At that point, Wilcox had to limp along without being able to shift, her derailleurs having become little more than useless aluminum tumors, until she got to a place where she could try to salvage the situation. She had a spare battery, but her bike's proprietary design features made removing the old battery out on the road virtually impossible, and connecting the new one a "cram-it-in-there-and-hope-for-the-best" situation.
So, there in a nutshell, a dead battery could easily have cost her that victory. The regular Shimano STI has an awfully light touch, so I can't imagine how much hand fatigue was saved by going electronic -- but it all would have been for nothing if she hadn't been able to (with considerable trouble and effort) replace the battery with a spare.
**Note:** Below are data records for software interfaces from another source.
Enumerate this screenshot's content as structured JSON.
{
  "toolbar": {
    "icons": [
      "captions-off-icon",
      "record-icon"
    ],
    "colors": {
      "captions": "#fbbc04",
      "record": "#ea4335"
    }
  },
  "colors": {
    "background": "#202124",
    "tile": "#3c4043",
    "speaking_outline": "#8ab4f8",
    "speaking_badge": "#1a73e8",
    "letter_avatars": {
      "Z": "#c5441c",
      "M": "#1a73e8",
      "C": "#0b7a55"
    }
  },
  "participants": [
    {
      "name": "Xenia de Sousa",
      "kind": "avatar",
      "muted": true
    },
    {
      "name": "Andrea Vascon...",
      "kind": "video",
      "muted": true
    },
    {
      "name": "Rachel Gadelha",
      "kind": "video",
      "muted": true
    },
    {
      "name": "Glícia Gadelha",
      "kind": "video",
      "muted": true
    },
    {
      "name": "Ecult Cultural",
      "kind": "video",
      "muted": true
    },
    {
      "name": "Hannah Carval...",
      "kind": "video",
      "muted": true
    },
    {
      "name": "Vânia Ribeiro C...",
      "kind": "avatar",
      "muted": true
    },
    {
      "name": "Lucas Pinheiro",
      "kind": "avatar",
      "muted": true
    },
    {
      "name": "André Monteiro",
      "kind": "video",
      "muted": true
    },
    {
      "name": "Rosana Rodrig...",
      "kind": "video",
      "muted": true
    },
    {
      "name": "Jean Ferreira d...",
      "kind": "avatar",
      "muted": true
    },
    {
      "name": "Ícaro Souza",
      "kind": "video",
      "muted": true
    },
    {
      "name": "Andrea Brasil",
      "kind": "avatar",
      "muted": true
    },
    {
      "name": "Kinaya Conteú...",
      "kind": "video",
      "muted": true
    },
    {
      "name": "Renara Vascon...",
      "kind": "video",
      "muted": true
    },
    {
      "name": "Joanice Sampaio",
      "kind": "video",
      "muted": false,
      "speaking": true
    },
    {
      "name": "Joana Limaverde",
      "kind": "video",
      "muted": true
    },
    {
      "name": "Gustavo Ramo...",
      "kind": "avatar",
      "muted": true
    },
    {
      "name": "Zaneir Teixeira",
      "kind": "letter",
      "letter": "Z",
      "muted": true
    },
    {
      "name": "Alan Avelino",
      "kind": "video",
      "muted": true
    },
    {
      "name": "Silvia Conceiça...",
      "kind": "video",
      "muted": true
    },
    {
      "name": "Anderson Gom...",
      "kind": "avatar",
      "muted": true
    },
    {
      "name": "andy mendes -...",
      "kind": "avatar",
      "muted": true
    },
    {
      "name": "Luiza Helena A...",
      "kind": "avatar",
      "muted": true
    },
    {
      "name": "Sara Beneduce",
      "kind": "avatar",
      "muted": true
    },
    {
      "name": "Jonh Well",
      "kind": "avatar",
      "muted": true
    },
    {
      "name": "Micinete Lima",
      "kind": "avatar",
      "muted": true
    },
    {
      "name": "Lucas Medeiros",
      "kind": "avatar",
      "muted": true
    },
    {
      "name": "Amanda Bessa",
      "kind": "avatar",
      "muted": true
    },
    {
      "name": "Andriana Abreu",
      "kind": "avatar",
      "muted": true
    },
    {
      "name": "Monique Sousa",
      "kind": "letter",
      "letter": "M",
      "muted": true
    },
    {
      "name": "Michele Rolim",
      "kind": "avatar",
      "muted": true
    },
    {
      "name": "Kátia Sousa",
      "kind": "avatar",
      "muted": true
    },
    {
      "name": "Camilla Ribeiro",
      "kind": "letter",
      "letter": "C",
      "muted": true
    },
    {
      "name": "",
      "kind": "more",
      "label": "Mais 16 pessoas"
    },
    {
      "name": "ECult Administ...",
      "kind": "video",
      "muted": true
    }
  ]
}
Let me here remind readers of an earlier post, on Electronic vs. Mechanical Shifting. In it, I offered "Seven Retrogrouchy Reasons Why Traditional Shifting Is Better Than Electronic." Two of them were "no batteries." Including that twice was originally meant as tongue-in-cheek. Now I'm even more inclined to stand behind it.
I've said this many times. Bicycles are at their best when they are simple, reliable, and beautiful (not necessarily in any particular order). Adding high tech complexity doesn't necessarily improve them, regardless of what that technology might do for cars. And what we're seeing now with these highly-publicized deaths and recalls is that the rush to incorporate more and more "smart" technology may be a double-edged sword in cars too.
How much is too much?